Several news reports this month have pointed to a slowdown in the crypto token issues that have been used to finance early stage companies, and the reports predicted that the increased regulatory activity echoing around the globe will serve as a deterrent to further growth. It’s easy to point to regulators and accuse them of bearing down needlessly on meaningful innovation. However, if we shed this overly simplistic point of view and remember that a primary mission of regulators is to protect consumer rights, we can see a future that provides investors with greater opportunities and protection to invest in the nascent space.
Looking at the exuberance of the cryptomarket over the last year, it’s clear why regulators have decided to pay much closer attention and more proactively enforce regulation. ICOs have raised billions of dollars, many of them raised on marketing and promises alone and no viable product. Scams have proliferated, and many people have lost their money participating in bogus fundraising.
Even legitimate attempts to develop innovative new products can carry more risk than what is typically visible. The crypto space is filled with inexperienced entrepreneurs who may have a deep understanding of blockchain, but know little about creating a viable business model and building a business. Traditional funding methods would smoke these well-intentioned but ill-equipped players out, but crowd-sourced type funding via ICOs has given them the means to raise previously unthinkable amounts of money.
Experts in the space see the need for change. As Sam Lee, director of research at ICO advisory firm Strategic Coin recently told Reuters:
“We believe that regulation in the ICO space will filter out some of the nonsense in the marketplace and is part of the overall maturing of the crypto asset class.”
U.S. authorities are responding. However, the sometimes disparate positions adopted by politicians and regulators have created confusion for those operating in the crypto space.
The SEC has indicated that it views all initial coin offerings (ICOs) as securities sales. Wyoming passed a bill that exempts certain ICO fundraising from securities laws by carving out a space for tokens with utility-like characteristics. And the CFTC has said it looks at cryptocurrencies as commodities. Meanwhile, several newly formed organizations are attempting to roadmap new regulations that treat cryptocurrencies and tokens as the unique entities they are rather than to shove them into pre-existing categories.

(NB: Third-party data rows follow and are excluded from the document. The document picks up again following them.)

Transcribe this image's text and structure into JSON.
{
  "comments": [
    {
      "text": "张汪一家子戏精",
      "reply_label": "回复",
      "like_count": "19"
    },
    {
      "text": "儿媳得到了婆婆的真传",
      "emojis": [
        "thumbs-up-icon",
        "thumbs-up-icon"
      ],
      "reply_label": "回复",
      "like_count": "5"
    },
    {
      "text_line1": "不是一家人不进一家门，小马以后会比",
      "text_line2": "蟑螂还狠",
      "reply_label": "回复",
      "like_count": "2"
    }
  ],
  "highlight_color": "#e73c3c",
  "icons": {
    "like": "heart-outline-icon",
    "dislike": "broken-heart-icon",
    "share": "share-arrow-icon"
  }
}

There are several meaningful takeaways from all of this regulatory news.
One is that undoubtedly, more aggressive enforcement of regulation is coming. Additional regulatory activity may still come in inconsistent and unpredictable waves. Nonetheless, companies active in the crypto capital markets need to tread carefully and consider the consequences of their past actions or when planning future capital raising exercises.
New, second-wave companies seeking to issue crypto tokens have an advantage over earlier token issuers that infringed upon regulations. For example, early-stage companies in the U.S. that issue compliant security tokens will be able to fully focus their time and resources on building their business platforms, rather than be forced to contend with costly regulatory remediation programs.
One of the more interesting and promising applications of blockchain technology, the security token, was actually born out of the recent pressure exerted by the regulators. The relevancy of the security token is its enormous potential to disrupt the traditional capital markets.
Enforcement actions in the U.S. are pushing companies away from ICOs featuring non-compliant utility tokens. Companies and their advisers are adapting and, as a result, there is a growing trend toward compliant security token issues such as those allowed under Regulation D of the U.S. Securities Act of 1933.
At this point, we know that greater enforcement of regulation is coming. While the timing of individual actions by the different regulatory agencies is unpredictable, what is certain is that the regulators will move when they find infractions of the law. We have also seen that innovation in a well regulated environment is possible, and it should protect consumers.
The cryptocurrency and digital capital markets have enjoyed a meteoric rise. Recent action by regulators is logically pushing both to their next stage of evolution, during which best corporate practices and regulatory compliance are crucial to a prosperous future. All companies, whether first movers who have already completed an ICOs or the coming second wave of security-token issuers, must accept the reality of greater regulatory enforcement and embrace the common goal to promote sound practices that benefit all legitimate stakeholders.
Gene Grant is a founder and CEO of VRBex, a cryptocurrency exchange based in the U.S., led by financial-services professionals. Grant has a twenty-eight year career in financial services and a lifelong entrepreneurial edge. Most recently a Managing Director at the global bank BBVA, Gene has balanced a career that included senior roles at global banks, seven years as a senior member of a specialist derivatives consultancy, and a period as a floor trader on the New York Futures Exchange. As an entrepreneur, Gene started his first business at the age of 14, received a patent at 21, and at 29 he founded and listed an early stage company on the AIM division of the London Stock Exchange.